Gomez's Hamburger- Want Fries With That?

While scanning the pre-print archives on astro-ph I came across this strange topic, The physical conditions in Gomez's Hamburger (IRAS 18059-3211), a pre-MS rotating disk.

The title jumped out at me. In amongst all the other typical astrophysical topics that show up each day, you rarely see fast food references, and I had to chuckle to myself at the thought of a 'pre-MS' rotating disk. What is this, some kind of cranky hormonal celestial oddity? After reading this paper, and several others, the interesting story of Gomez's Hamburger came to light.

This story also illustrates how some things can be more confusing than they have to be, because of the names we apply to them, and then keep, long after we realize the true nature of the beasts.

Gomez's Hamburger was discovered in 1985, by Arturo Gomez, a support technical staff member at Cerro Tololo Inter-American Observatory.

The reason it was named Gomez's Hamburger becomes pretty obvious, once you've seen a picture.

Initially, astronomers thought this was a protoplanetary nebula. Planetary nebulae are nebulae formed from material shed from a highly evolved (old) star as the hydrogen in its core is nearly all fused to helium. The eventual end result is a hot white dwarf, the remaining ash from the core of the original star, surrounded by gas glowing from the high temperature of the white dwarf in the center.

Planetary nebula have nothing to do with planets. They were originally called this because many of them look very non-starlike when observed visually in telescopes. Some even look quite round and can even have a bluish or greenish color to them. You've probably seen marvelous color images of planetary nebula like the Cat's Eye Nebula in Draco. Trust me, in a small telescope they don't look anything like this.

A protoplanetary nebula is what we would call a star and the surrounding gas in the early stages of becoming a planetary nebula.

So, in essence, astronomers believed they had found an old evolving star in the process of forming a planetary nebula. The lighter areas (the buns) were explained as gas glowing from the light of the central star. The dark portion (the hamburger) was thought to be a thick disk of dust that obscured the light from the central star buried in its depths.

Fast forward a few years, and evidence now indicates Gomez's Hamburger is a protoplanetary disk. Protoplanetary disks are all about planets! They are the dust and debris left over after a star has newly formed and begun to burn hydrogen in its core. This cosmic debris is the material that eventually coalesces into planets, asteroids, comets and the other stuff that eventually becomes a planetary system around a star.

Talk about an about face! Instead of a star nearing the end of its life cycle, it is more likely that Gomez's Hamburger is a baby star just settling down for a long life on the main sequence. (By the way, that is what was meant by a pre-MS in the title of the paper that started me on all this. Pre-MS = pre-main sequence.) Not only that, but because of this new perspective, astronomers have determined that Gomez's Hamburger is actually much closer than we originally calculated.

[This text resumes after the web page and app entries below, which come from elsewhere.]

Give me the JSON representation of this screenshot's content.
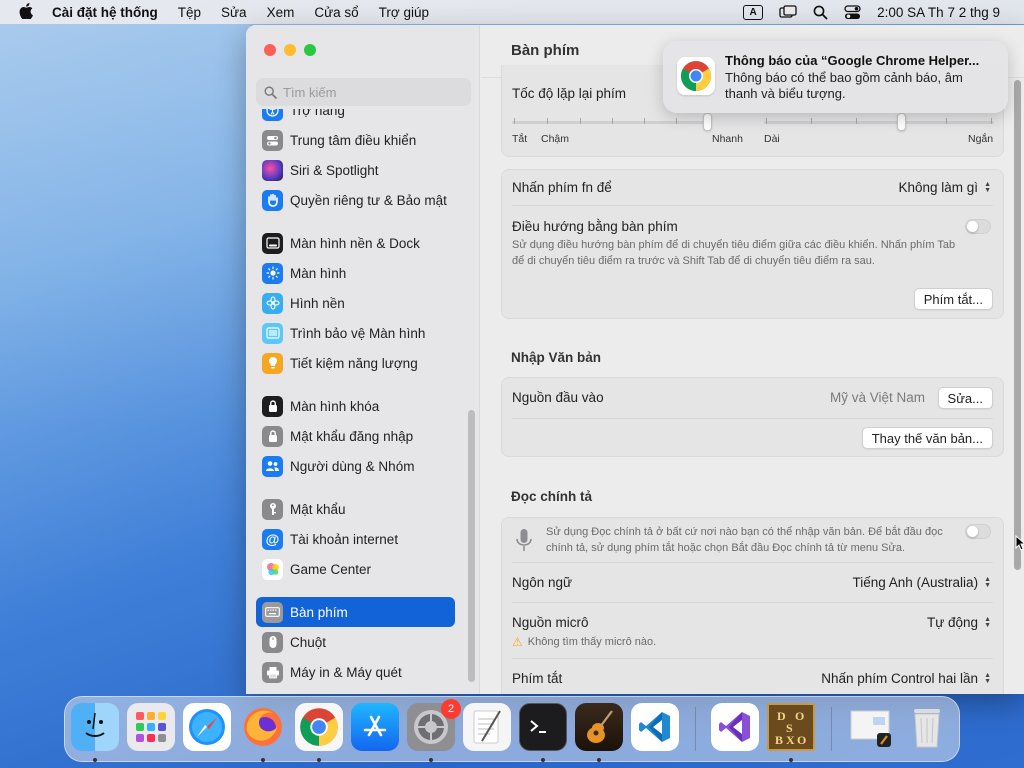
{
  "menubar": {
    "app": "Cài đặt hệ thống",
    "items": [
      "Tệp",
      "Sửa",
      "Xem",
      "Cửa sổ",
      "Trợ giúp"
    ],
    "input_source": "A",
    "clock": "2:00 SA Th 7 2 thg 9"
  },
  "sidebar": {
    "search_placeholder": "Tìm kiếm",
    "items": [
      {
        "label": "Trợ năng",
        "icon": "accessibility-icon",
        "color": "#1a7cf0"
      },
      {
        "label": "Trung tâm điều khiển",
        "icon": "control-center-icon",
        "color": "#8a8a8e"
      },
      {
        "label": "Siri & Spotlight",
        "icon": "siri-icon",
        "color": "#5b3cc4"
      },
      {
        "label": "Quyền riêng tư & Bảo mật",
        "icon": "privacy-hand-icon",
        "color": "#1a7cf0"
      },
      {
        "label": "Màn hình nền & Dock",
        "icon": "dock-icon",
        "color": "#1d1d1f"
      },
      {
        "label": "Màn hình",
        "icon": "display-icon",
        "color": "#1a7cf0"
      },
      {
        "label": "Hình nền",
        "icon": "wallpaper-icon",
        "color": "#38aef0"
      },
      {
        "label": "Trình bảo vệ Màn hình",
        "icon": "screensaver-icon",
        "color": "#5ac8fa"
      },
      {
        "label": "Tiết kiệm năng lượng",
        "icon": "bulb-icon",
        "color": "#f5a623"
      },
      {
        "label": "Màn hình khóa",
        "icon": "lock-screen-icon",
        "color": "#1d1d1f"
      },
      {
        "label": "Mật khẩu đăng nhập",
        "icon": "padlock-icon",
        "color": "#8a8a8e"
      },
      {
        "label": "Người dùng & Nhóm",
        "icon": "users-icon",
        "color": "#1a7cf0"
      },
      {
        "label": "Mật khẩu",
        "icon": "key-icon",
        "color": "#8a8a8e"
      },
      {
        "label": "Tài khoản internet",
        "icon": "at-icon",
        "color": "#1a7cf0"
      },
      {
        "label": "Game Center",
        "icon": "game-center-icon",
        "color": "#ffffff"
      },
      {
        "label": "Bàn phím",
        "icon": "keyboard-icon",
        "color": "#8a8a8e"
      },
      {
        "label": "Chuột",
        "icon": "mouse-icon",
        "color": "#8a8a8e"
      },
      {
        "label": "Máy in & Máy quét",
        "icon": "printer-icon",
        "color": "#8a8a8e"
      }
    ],
    "active_label": "Bàn phím"
  },
  "content": {
    "title": "Bàn phím",
    "key_repeat": {
      "label": "Tốc độ lặp lại phím",
      "slider1_labels": [
        "Tắt",
        "Chậm",
        "Nhanh"
      ],
      "slider2_labels": [
        "Dài",
        "Ngắn"
      ]
    },
    "fn_key": {
      "label": "Nhấn phím fn để",
      "value": "Không làm gì"
    },
    "keyboard_nav": {
      "label": "Điều hướng bằng bàn phím",
      "desc": "Sử dụng điều hướng bàn phím để di chuyển tiêu điểm giữa các điều khiển. Nhấn phím Tab để di chuyển tiêu điểm ra trước và Shift Tab để di chuyển tiêu điểm ra sau.",
      "shortcuts_button": "Phím tắt..."
    },
    "text_input": {
      "heading": "Nhập Văn bản",
      "source_label": "Nguồn đầu vào",
      "source_value": "Mỹ và Việt Nam",
      "edit_button": "Sửa...",
      "replace_button": "Thay thế văn bản..."
    },
    "dictation": {
      "heading": "Đọc chính tả",
      "desc": "Sử dụng Đọc chính tả ở bất cứ nơi nào bạn có thể nhập văn bản. Để bắt đầu đọc chính tả, sử dụng phím tắt hoặc chọn Bắt đầu Đọc chính tả từ menu Sửa.",
      "language_label": "Ngôn ngữ",
      "language_value": "Tiếng Anh (Australia)",
      "mic_label": "Nguồn micrô",
      "mic_value": "Tự động",
      "mic_warning": "Không tìm thấy micrô nào.",
      "shortcut_label": "Phím tắt",
      "shortcut_value": "Nhấn phím Control hai lần"
    }
  },
  "notification": {
    "title": "Thông báo của “Google Chrome Helper...",
    "body": "Thông báo có thể bao gồm cảnh báo, âm thanh và biểu tượng."
  },
  "dock": {
    "apps": [
      "finder-icon",
      "launchpad-icon",
      "safari-icon",
      "firefox-icon",
      "chrome-icon",
      "app-store-icon",
      "system-settings-icon",
      "textedit-icon",
      "terminal-icon",
      "garageband-icon",
      "vscode-icon",
      "visual-studio-icon",
      "dosbox-icon",
      "preview-icon",
      "trash-icon"
    ],
    "settings_badge": "2",
    "dosbox_letters": [
      "D",
      "O",
      "S",
      "B",
      "O",
      "X"
    ]
  }
}
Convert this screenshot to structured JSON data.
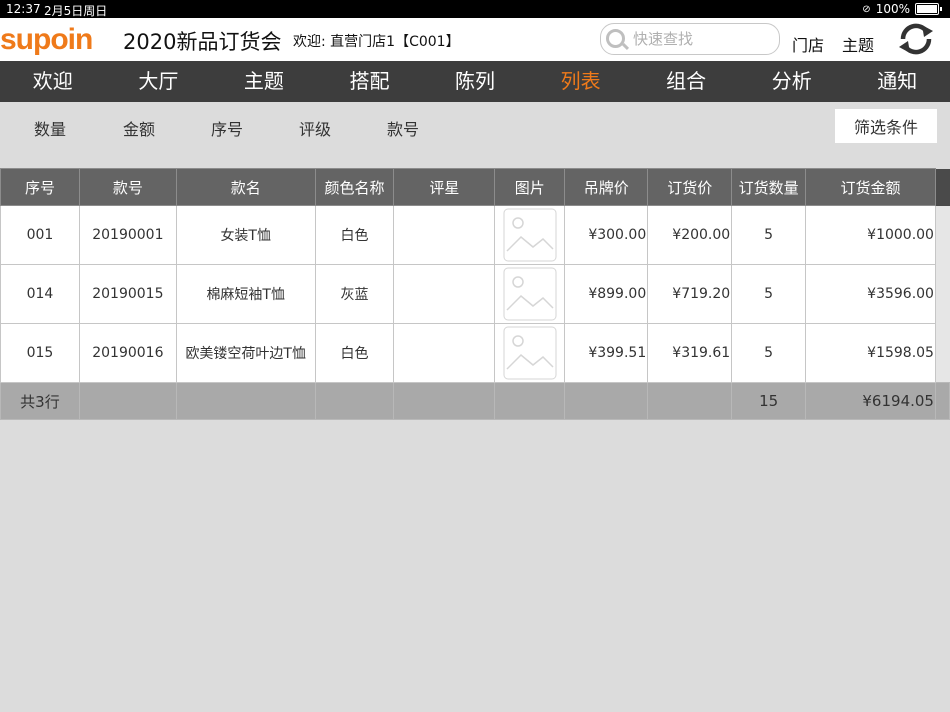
{
  "status": {
    "time": "12:37",
    "date": "2月5日周日",
    "battery": "100%"
  },
  "header": {
    "logo": "supoin",
    "event_title": "2020新品订货会",
    "welcome": "欢迎: 直营门店1【C001】",
    "search_placeholder": "快速查找",
    "store_link": "门店",
    "theme_link": "主题"
  },
  "nav": {
    "tabs": [
      "欢迎",
      "大厅",
      "主题",
      "搭配",
      "陈列",
      "列表",
      "组合",
      "分析",
      "通知"
    ],
    "active": "列表"
  },
  "sortbar": {
    "options": [
      "数量",
      "金额",
      "序号",
      "评级",
      "款号"
    ],
    "filter_label": "筛选条件"
  },
  "table": {
    "columns": [
      "序号",
      "款号",
      "款名",
      "颜色名称",
      "评星",
      "图片",
      "吊牌价",
      "订货价",
      "订货数量",
      "订货金额"
    ],
    "rows": [
      {
        "seq": "001",
        "code": "20190001",
        "name": "女装T恤",
        "color": "白色",
        "rating": "",
        "tag_price": "¥300.00",
        "order_price": "¥200.00",
        "qty": "5",
        "amount": "¥1000.00"
      },
      {
        "seq": "014",
        "code": "20190015",
        "name": "棉麻短袖T恤",
        "color": "灰蓝",
        "rating": "",
        "tag_price": "¥899.00",
        "order_price": "¥719.20",
        "qty": "5",
        "amount": "¥3596.00"
      },
      {
        "seq": "015",
        "code": "20190016",
        "name": "欧美镂空荷叶边T恤",
        "color": "白色",
        "rating": "",
        "tag_price": "¥399.51",
        "order_price": "¥319.61",
        "qty": "5",
        "amount": "¥1598.05"
      }
    ],
    "total": {
      "label": "共3行",
      "qty": "15",
      "amount": "¥6194.05"
    }
  },
  "colors": {
    "accent": "#ef7a1a",
    "nav_bg": "#3d3d3d",
    "header_row": "#646464"
  }
}
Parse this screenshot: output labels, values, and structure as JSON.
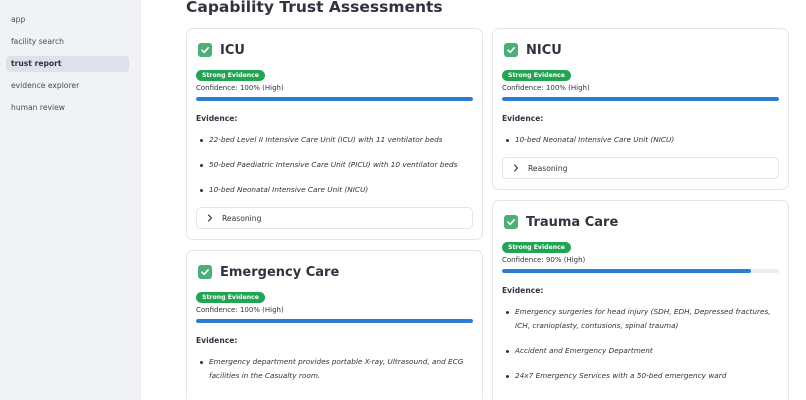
{
  "sidebar": {
    "items": [
      {
        "label": "app",
        "active": false
      },
      {
        "label": "facility search",
        "active": false
      },
      {
        "label": "trust report",
        "active": true
      },
      {
        "label": "evidence explorer",
        "active": false
      },
      {
        "label": "human review",
        "active": false
      }
    ]
  },
  "main": {
    "title": "Capability Trust Assessments",
    "evidence_label": "Evidence:",
    "reasoning_label": "Reasoning",
    "cards": {
      "icu": {
        "title": "ICU",
        "badge": "Strong Evidence",
        "confidence": "Confidence: 100% (High)",
        "progress": 1.0,
        "evidence": [
          "22-bed Level II Intensive Care Unit (ICU) with 11 ventilator beds",
          "50-bed Paediatric Intensive Care Unit (PICU) with 10 ventilator beds",
          "10-bed Neonatal Intensive Care Unit (NICU)"
        ]
      },
      "emergency": {
        "title": "Emergency Care",
        "badge": "Strong Evidence",
        "confidence": "Confidence: 100% (High)",
        "progress": 1.0,
        "evidence": [
          "Emergency department provides portable X-ray, Ultrasound, and ECG facilities in the Casualty room."
        ]
      },
      "nicu": {
        "title": "NICU",
        "badge": "Strong Evidence",
        "confidence": "Confidence: 100% (High)",
        "progress": 1.0,
        "evidence": [
          "10-bed Neonatal Intensive Care Unit (NICU)"
        ]
      },
      "trauma": {
        "title": "Trauma Care",
        "badge": "Strong Evidence",
        "confidence": "Confidence: 90% (High)",
        "progress": 0.9,
        "evidence": [
          "Emergency surgeries for head injury (SDH, EDH, Depressed fractures, ICH, cranioplasty, contusions, spinal trauma)",
          "Accident and Emergency Department",
          "24x7 Emergency Services with a 50-bed emergency ward"
        ]
      }
    }
  },
  "colors": {
    "sidebar_bg": "#f0f2f6",
    "badge_green": "#21a553",
    "check_green": "#4caf7a",
    "progress_blue": "#2a7dd1"
  },
  "icons": {
    "check": "check-box-icon",
    "chevron": "chevron-right-icon"
  }
}
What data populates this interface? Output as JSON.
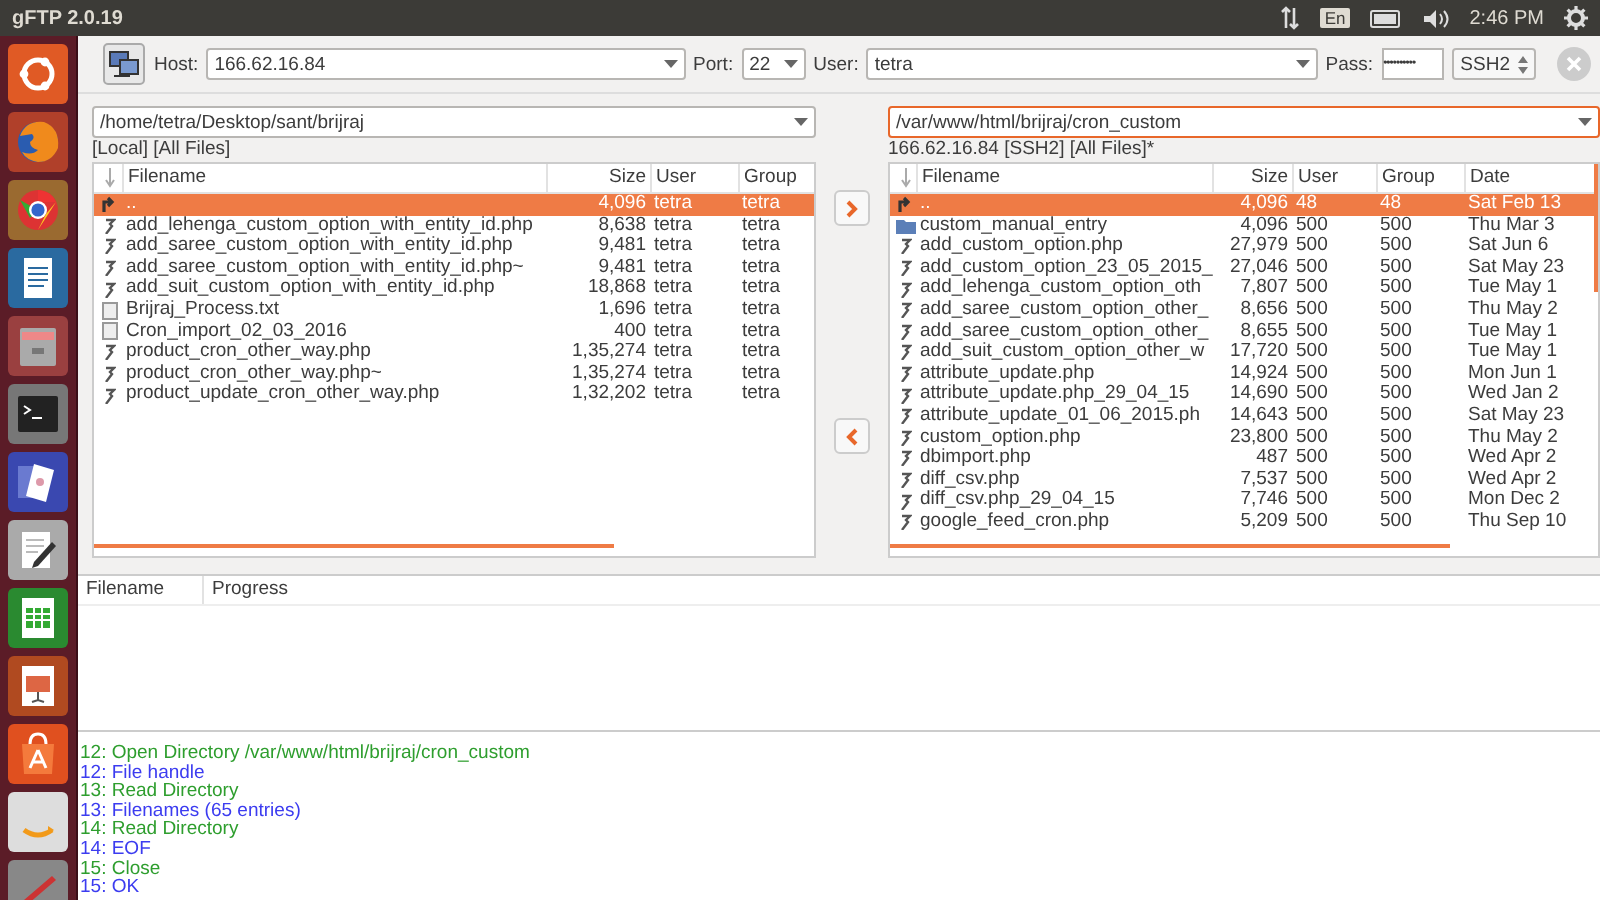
{
  "top_bar": {
    "title": "gFTP 2.0.19",
    "keyboard": "En",
    "time": "2:46 PM"
  },
  "toolbar": {
    "host_label": "Host:",
    "host": "166.62.16.84",
    "port_label": "Port:",
    "port": "22",
    "user_label": "User:",
    "user": "tetra",
    "pass_label": "Pass:",
    "pass": "••••••••••",
    "protocol": "SSH2"
  },
  "panes": [
    {
      "path": "/home/tetra/Desktop/sant/brijraj",
      "focused": false,
      "status": "[Local] [All Files]",
      "columns": [
        "Filename",
        "Size",
        "User",
        "Group"
      ],
      "rows": [
        {
          "kind": "parent",
          "selected": true,
          "cells": [
            "..",
            "4,096",
            "tetra",
            "tetra"
          ]
        },
        {
          "kind": "script",
          "selected": false,
          "cells": [
            "add_lehenga_custom_option_with_entity_id.php",
            "8,638",
            "tetra",
            "tetra"
          ]
        },
        {
          "kind": "script",
          "selected": false,
          "cells": [
            "add_saree_custom_option_with_entity_id.php",
            "9,481",
            "tetra",
            "tetra"
          ]
        },
        {
          "kind": "script",
          "selected": false,
          "cells": [
            "add_saree_custom_option_with_entity_id.php~",
            "9,481",
            "tetra",
            "tetra"
          ]
        },
        {
          "kind": "script",
          "selected": false,
          "cells": [
            "add_suit_custom_option_with_entity_id.php",
            "18,868",
            "tetra",
            "tetra"
          ]
        },
        {
          "kind": "text",
          "selected": false,
          "cells": [
            "Brijraj_Process.txt",
            "1,696",
            "tetra",
            "tetra"
          ]
        },
        {
          "kind": "text",
          "selected": false,
          "cells": [
            "Cron_import_02_03_2016",
            "400",
            "tetra",
            "tetra"
          ]
        },
        {
          "kind": "script",
          "selected": false,
          "cells": [
            "product_cron_other_way.php",
            "1,35,274",
            "tetra",
            "tetra"
          ]
        },
        {
          "kind": "script",
          "selected": false,
          "cells": [
            "product_cron_other_way.php~",
            "1,35,274",
            "tetra",
            "tetra"
          ]
        },
        {
          "kind": "script",
          "selected": false,
          "cells": [
            "product_update_cron_other_way.php",
            "1,32,202",
            "tetra",
            "tetra"
          ]
        }
      ]
    },
    {
      "path": "/var/www/html/brijraj/cron_custom",
      "focused": true,
      "status": "166.62.16.84 [SSH2] [All Files]*",
      "columns": [
        "Filename",
        "Size",
        "User",
        "Group",
        "Date"
      ],
      "rows": [
        {
          "kind": "parent",
          "selected": true,
          "cells": [
            "..",
            "4,096",
            "48",
            "48",
            "Sat Feb 13"
          ]
        },
        {
          "kind": "folder",
          "selected": false,
          "cells": [
            "custom_manual_entry",
            "4,096",
            "500",
            "500",
            "Thu Mar 3"
          ]
        },
        {
          "kind": "script",
          "selected": false,
          "cells": [
            "add_custom_option.php",
            "27,979",
            "500",
            "500",
            "Sat Jun 6"
          ]
        },
        {
          "kind": "script",
          "selected": false,
          "cells": [
            "add_custom_option_23_05_2015_",
            "27,046",
            "500",
            "500",
            "Sat May 23"
          ]
        },
        {
          "kind": "script",
          "selected": false,
          "cells": [
            "add_lehenga_custom_option_oth",
            "7,807",
            "500",
            "500",
            "Tue May 1"
          ]
        },
        {
          "kind": "script",
          "selected": false,
          "cells": [
            "add_saree_custom_option_other_",
            "8,656",
            "500",
            "500",
            "Thu May 2"
          ]
        },
        {
          "kind": "script",
          "selected": false,
          "cells": [
            "add_saree_custom_option_other_",
            "8,655",
            "500",
            "500",
            "Tue May 1"
          ]
        },
        {
          "kind": "script",
          "selected": false,
          "cells": [
            "add_suit_custom_option_other_w",
            "17,720",
            "500",
            "500",
            "Tue May 1"
          ]
        },
        {
          "kind": "script",
          "selected": false,
          "cells": [
            "attribute_update.php",
            "14,924",
            "500",
            "500",
            "Mon Jun 1"
          ]
        },
        {
          "kind": "script",
          "selected": false,
          "cells": [
            "attribute_update.php_29_04_15",
            "14,690",
            "500",
            "500",
            "Wed Jan 2"
          ]
        },
        {
          "kind": "script",
          "selected": false,
          "cells": [
            "attribute_update_01_06_2015.ph",
            "14,643",
            "500",
            "500",
            "Sat May 23"
          ]
        },
        {
          "kind": "script",
          "selected": false,
          "cells": [
            "custom_option.php",
            "23,800",
            "500",
            "500",
            "Thu May 2"
          ]
        },
        {
          "kind": "script",
          "selected": false,
          "cells": [
            "dbimport.php",
            "487",
            "500",
            "500",
            "Wed Apr 2"
          ]
        },
        {
          "kind": "script",
          "selected": false,
          "cells": [
            "diff_csv.php",
            "7,537",
            "500",
            "500",
            "Wed Apr 2"
          ]
        },
        {
          "kind": "script",
          "selected": false,
          "cells": [
            "diff_csv.php_29_04_15",
            "7,746",
            "500",
            "500",
            "Mon Dec 2"
          ]
        },
        {
          "kind": "script",
          "selected": false,
          "cells": [
            "google_feed_cron.php",
            "5,209",
            "500",
            "500",
            "Thu Sep 10"
          ]
        }
      ]
    }
  ],
  "transfers": {
    "columns": [
      "Filename",
      "Progress"
    ]
  },
  "log": [
    {
      "text": "12: Open Directory /var/www/html/brijraj/cron_custom",
      "color": "#2e9e2e"
    },
    {
      "text": "12: File handle",
      "color": "#3c3cf0"
    },
    {
      "text": "13: Read Directory",
      "color": "#2e9e2e"
    },
    {
      "text": "13: Filenames (65 entries)",
      "color": "#3c3cf0"
    },
    {
      "text": "14: Read Directory",
      "color": "#2e9e2e"
    },
    {
      "text": "14: EOF",
      "color": "#3c3cf0"
    },
    {
      "text": "15: Close",
      "color": "#2e9e2e"
    },
    {
      "text": "15: OK",
      "color": "#3c3cf0"
    }
  ]
}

If it had been a typical planetary nebula, its distance from us would be on the order of 6500 light years away. As a much cooler protoplanetary disk, the new estimate for its distance is about 2000 light years away.

The paper I referred to in the first paragraph describes this group of astronomers' observations, conclusions and discussion of the details of what is going on, in and around this newly formed star.

The star at the heart of Gomez's Hamburger is probably somewhere in the range of 2-3 times the mass of our Sun. We can't definitively rule out the possibility that it is two stars, a binary pair in the middle. The hamburger is relatively cool gas and dust rotating around the central star. The brighter parts, the buns, are relatively thinner gases at higher temperatures, glowing from the energy released by the star and all this rotation and friction.

Even more interesting is the fact that these astronomers have found a blob of material inside the cooler disk that could be a protoplanet several times the mass of Jupiter. Gomez's Hamburger is a young star with planets forming around it just as we predict planets form around stars!

The terminology is still a confusing mess. The 'burger' has gone from a protoplanetary nebula, which has nothing to do with planets, to a protoplanetary disk, which has everything to do with planets. No wonder some people think its hard to teach or understand astronomy.

All I know is, I have an insane craving for a hamburger, some fries and a chocolate shake!


Thomas Wade Johnson said...

I like your comment on the strange naming of things in astronomy. Perhaps it is because it is the oldest discipline in science, or perhaps it is because Professors enjoy torturing all their young students. Either way, my current experiences as an undergrad astronomy student have left the impression that most of my learning efforts will be put towards deciphering the cryptic units and naming conventions used in astronomy. This is EXTREMELY reinforced in the software we use (i.e. AIPS - dear God do I loathe that program's antiquity).

It's interesting to think about how the field would be organized if the students were put in charge.

Oh well. I suppose this is the small penance we must pay. In return we get to study the stars! Surely a trade worth making.

Mike Simonsen said...

Yea, nomenclature and the naming conventions are a mixed bag of old archaic names and new scientific acronyms.